I believe a radical shift in the leadership within the profession is required to embrace change and make ourselves relevant again. Doing this requires not only recognition of equity but also diversity. Within the senior ranks of the vast majority of large practices in Australia there are VERY few women. In fact, they are largely made up of white men.

Study after study shows that we tend to employ people in the image of ourselves. This human tendency toward an unconscious bias means that there is little on the horizon in terms of real leadership shifts, without some serious policies being put in place by practices. Proposing such a change requires courage and executing it is even more challenging – but I think it can be done!

I would like to see more practices taking this on board and seeing the effect of having more women in leadership positions. These women would need to be supported in their roles and allowed to contribute to a shift in what we see as the cultural norms in architecture. I believe this top down approach will help to create better pathways for both women and men. To do this we need to reimagine professional life that is more flexible, that repositions itself in a way that can communicate the value in the work that we do.

The thing that I love about architecture is the challenge and the opportunity of problem solving. There are so many complex, layered and unique challenges in each project.  In designing a building, we have to ensure it stays relevant for many, many decades. It’s these skills in imagining a future that need to be brought into play to re-think practice.

How effective do you think that the various initiatives of the Committee have been so far?

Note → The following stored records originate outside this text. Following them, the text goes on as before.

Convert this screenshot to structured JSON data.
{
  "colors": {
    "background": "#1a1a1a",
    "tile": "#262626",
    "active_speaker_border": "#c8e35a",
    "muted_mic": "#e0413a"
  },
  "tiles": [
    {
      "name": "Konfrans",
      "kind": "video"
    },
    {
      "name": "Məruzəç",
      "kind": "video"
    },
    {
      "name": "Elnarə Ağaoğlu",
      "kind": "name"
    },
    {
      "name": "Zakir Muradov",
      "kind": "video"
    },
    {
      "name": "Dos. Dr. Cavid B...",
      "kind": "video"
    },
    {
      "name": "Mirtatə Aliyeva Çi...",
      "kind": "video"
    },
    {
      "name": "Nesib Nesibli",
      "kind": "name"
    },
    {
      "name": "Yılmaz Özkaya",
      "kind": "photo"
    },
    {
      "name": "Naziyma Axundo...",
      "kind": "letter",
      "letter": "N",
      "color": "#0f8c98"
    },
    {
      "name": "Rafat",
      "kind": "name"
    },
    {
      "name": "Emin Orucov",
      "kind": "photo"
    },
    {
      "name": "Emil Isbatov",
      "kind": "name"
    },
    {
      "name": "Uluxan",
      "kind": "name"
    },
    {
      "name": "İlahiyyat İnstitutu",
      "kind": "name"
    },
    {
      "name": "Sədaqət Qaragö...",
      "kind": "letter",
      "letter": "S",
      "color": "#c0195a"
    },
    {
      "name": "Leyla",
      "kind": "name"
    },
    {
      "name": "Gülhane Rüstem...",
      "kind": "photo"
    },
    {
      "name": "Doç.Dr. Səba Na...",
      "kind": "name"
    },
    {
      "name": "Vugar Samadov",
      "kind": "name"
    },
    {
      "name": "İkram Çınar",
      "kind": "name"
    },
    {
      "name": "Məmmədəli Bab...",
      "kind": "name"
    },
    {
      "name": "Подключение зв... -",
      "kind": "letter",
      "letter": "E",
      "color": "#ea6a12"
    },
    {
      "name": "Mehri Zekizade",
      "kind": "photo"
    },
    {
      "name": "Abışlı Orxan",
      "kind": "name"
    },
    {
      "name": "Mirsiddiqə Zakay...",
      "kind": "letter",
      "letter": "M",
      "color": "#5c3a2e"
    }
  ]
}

I feel very proud of the work of the Committee and feel that the conversation around equity has made a dramatic shift in the past 3 years.

The Institute has been very supportive of our recommendations, and at a time of contraction, realised the importance of a partnership with Parlour in order to reach out to non-members and to demonstrate its work in this area. It is important to note that Parlour is completely independent of the Insititute and the NGEC.  The work of Parlour has been so influential in our thinking and approach.  The initial research project demonstrated compelling evidence for the need for change within our profession and we respect the significant groundwork that lead to the formation of the committee. I am so pleased that as a committee we have managed to establish and maintain a strong working relationship with Parlour, and that we are able to use the Parlour website as a major communication channel to reach out to members and non-members.

We have established The Paula Whitman Prize for Leadership in Gender Equity, which has been launched this year.

We have started a range of communications initiatives that look to raise the profile of women within the profession and outside; in part, we recognize that this has allowed us an opportunity to broaden the definition of an architect.

Significantly, we successfully lobbied for a mandatory 30% representation by men and women on the new Board of Directors for the AIA. Although we cannot take credit for it, we were extremely pleased to see the appointment of a female CEO last year.

What do you imagine should be the ongoing priorities for the Committee in the future?

The role of the Committee is strategic and we will continue to raise the profile of women and push for equity.  Our priority is to help more women become leaders, to keep mid-career women engaged and valued and to help changes in practice culture that will keep more women contributing to the built environment.

We also have a mandate to keep checking in on the equity of the Institute and this lens is being applied to every aspect of Institute operations from its own employment policies, to the equitable representation of men and women in CPD events, to the composition of juries.

The committee reports directly to the National Council but we are also uniquely positioned to connect in with each chapter. Now that we have a few big runs on the board I think it is time for us to combine these bigger picture moves with connecting in with what’s happening locally. Our ambition is to have more women who are visible in architecture and to help women find a workable solution for their mid-career.  Every little thing helps.

Image courtesy of Parlour.